Dataset content Start Marker

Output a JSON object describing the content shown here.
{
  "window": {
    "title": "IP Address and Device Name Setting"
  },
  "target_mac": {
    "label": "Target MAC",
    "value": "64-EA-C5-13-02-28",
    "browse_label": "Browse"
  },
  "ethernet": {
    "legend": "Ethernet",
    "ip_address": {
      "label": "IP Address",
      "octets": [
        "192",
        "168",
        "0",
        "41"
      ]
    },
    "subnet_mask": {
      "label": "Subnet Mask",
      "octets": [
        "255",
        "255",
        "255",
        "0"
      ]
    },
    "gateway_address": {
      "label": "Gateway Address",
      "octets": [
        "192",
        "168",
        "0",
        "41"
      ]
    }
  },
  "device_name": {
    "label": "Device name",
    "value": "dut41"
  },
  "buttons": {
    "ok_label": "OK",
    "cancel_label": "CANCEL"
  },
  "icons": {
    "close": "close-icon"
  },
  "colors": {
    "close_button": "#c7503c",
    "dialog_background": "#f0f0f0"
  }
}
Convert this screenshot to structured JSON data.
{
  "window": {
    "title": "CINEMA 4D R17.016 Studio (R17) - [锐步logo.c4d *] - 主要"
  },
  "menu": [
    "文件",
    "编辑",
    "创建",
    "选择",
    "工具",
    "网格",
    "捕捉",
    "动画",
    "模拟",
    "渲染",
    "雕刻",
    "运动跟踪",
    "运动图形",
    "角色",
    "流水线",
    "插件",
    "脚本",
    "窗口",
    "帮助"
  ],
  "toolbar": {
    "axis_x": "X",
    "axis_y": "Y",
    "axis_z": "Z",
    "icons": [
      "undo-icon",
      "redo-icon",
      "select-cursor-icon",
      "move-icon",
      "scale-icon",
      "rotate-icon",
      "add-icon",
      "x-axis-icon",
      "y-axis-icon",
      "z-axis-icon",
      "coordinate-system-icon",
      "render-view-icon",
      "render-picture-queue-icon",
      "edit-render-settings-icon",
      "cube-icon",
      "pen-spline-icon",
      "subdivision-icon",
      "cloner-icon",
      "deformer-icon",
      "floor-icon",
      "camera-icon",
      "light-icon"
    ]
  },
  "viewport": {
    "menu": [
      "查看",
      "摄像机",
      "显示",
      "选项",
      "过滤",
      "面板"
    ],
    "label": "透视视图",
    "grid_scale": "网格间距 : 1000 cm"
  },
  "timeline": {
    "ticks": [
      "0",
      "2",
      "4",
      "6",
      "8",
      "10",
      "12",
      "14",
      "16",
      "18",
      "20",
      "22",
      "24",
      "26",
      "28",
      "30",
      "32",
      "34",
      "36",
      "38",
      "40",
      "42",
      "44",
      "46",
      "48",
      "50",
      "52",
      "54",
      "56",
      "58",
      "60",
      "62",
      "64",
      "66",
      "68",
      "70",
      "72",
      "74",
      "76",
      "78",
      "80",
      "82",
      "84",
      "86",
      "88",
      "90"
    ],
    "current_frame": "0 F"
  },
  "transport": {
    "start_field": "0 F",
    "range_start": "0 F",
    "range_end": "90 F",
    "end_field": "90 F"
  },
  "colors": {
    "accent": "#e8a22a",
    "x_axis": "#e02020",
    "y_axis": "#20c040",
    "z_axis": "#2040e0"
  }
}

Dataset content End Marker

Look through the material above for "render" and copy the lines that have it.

Your solution:
      "render-view-icon",
      "render-picture-queue-icon",
      "edit-render-settings-icon",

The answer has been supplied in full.